NCJ Number
219930
Journal
Journal of Crime and Justice Volume: 30 Issue: 1 Dated: 2007 Pages: 87-129
Author(s)
Yueh-Ting Lee; Jeffrey Bumgarner; Roobert Widner; Zhen-Lei Luo
Date Published
2007
Length
43 pages
Annotation
This study examined the use of stereotyping as a legitimate law enforcement tool if it is devoid of unlawful and unethical bias.
Abstract
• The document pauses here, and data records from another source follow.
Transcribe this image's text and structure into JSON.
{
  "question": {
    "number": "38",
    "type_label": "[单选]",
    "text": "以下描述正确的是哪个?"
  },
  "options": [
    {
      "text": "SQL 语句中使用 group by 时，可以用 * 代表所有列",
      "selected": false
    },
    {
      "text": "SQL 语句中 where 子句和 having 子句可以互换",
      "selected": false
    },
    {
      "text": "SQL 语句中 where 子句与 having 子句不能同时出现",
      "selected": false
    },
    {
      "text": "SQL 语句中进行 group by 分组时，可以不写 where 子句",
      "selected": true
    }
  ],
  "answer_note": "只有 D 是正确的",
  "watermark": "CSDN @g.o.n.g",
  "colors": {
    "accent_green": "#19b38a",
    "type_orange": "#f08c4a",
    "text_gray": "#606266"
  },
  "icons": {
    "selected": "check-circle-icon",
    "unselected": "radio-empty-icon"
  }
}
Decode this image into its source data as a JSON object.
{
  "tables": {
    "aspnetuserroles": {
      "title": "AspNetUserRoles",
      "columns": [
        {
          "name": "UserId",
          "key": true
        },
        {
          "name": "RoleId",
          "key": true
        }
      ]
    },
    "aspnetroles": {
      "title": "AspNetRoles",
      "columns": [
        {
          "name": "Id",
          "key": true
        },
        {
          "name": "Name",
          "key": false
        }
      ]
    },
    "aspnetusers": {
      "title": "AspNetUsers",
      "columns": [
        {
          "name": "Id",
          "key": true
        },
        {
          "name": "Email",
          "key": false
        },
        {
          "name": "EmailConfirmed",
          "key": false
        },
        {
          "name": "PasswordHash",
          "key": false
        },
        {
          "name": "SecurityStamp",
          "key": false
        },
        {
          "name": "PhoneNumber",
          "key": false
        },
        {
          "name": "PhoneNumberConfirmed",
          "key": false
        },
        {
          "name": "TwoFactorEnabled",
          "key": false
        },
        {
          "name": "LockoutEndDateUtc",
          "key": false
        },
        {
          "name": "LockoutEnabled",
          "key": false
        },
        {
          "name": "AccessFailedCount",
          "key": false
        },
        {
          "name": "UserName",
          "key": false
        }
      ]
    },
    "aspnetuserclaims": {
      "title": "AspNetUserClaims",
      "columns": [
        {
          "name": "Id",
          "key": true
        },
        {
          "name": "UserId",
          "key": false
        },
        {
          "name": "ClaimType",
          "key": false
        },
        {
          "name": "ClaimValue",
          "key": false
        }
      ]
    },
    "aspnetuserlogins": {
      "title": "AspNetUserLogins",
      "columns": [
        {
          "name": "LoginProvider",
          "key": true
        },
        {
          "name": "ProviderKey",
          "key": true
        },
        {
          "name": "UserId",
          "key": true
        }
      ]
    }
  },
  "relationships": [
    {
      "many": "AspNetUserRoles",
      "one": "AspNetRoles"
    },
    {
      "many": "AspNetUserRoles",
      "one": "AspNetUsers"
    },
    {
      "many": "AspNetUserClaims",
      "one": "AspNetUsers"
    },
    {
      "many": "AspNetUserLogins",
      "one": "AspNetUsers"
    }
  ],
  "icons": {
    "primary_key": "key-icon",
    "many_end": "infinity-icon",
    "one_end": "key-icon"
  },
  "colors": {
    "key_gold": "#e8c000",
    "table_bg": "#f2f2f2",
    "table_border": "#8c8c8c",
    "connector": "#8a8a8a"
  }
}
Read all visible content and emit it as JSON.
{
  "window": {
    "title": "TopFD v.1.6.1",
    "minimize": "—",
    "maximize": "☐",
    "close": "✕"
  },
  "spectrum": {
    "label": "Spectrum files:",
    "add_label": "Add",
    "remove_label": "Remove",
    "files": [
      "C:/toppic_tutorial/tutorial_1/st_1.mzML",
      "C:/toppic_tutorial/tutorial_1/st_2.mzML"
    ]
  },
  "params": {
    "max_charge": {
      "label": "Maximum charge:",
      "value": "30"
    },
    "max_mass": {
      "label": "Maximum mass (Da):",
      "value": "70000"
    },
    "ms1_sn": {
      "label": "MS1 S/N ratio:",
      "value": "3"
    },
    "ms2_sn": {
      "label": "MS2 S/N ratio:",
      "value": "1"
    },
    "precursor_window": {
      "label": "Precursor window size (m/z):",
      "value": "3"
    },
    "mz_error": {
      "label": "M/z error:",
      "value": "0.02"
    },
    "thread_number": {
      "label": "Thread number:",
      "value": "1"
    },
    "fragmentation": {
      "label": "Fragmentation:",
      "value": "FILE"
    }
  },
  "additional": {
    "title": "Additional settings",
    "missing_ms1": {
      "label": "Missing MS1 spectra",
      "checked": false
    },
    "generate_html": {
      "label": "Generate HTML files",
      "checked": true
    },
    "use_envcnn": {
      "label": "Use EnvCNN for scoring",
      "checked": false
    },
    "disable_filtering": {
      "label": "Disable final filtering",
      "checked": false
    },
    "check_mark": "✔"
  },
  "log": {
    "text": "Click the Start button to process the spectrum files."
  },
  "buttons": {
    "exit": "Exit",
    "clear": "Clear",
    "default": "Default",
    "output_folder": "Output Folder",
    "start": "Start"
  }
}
The study found that stereotypes and profiles are used to create rational categorizations that are part of human nature and that it is appropriate to use them in law enforcement applications as long as they are used without bias or prejudice. Stereotypes and stereotyping as well as profiles/profiling are part of human nature, but can pose complicated issues, both socially and politically. In general, society and, more specifically, law enforcement should not categorize people based on race or ethnicity, nationality, age or other categories, to avoid claims of biased profiling. Sensitivity to and appreciation of different human beings are extremely important for police work and race alone should not be used in discretionary decisionmaking. However, non-racial categorical or stereotyping can be used as an aid to law enforcement and training in this ability should be enhanced. In law enforcement stereotyping and profiling certain situational and behavioral cues rather than race or ethnicity can increase effectiveness. The authors of this study promote a new conceptual framework which would permit rational and unbiased stereotyping. Figures, notes, references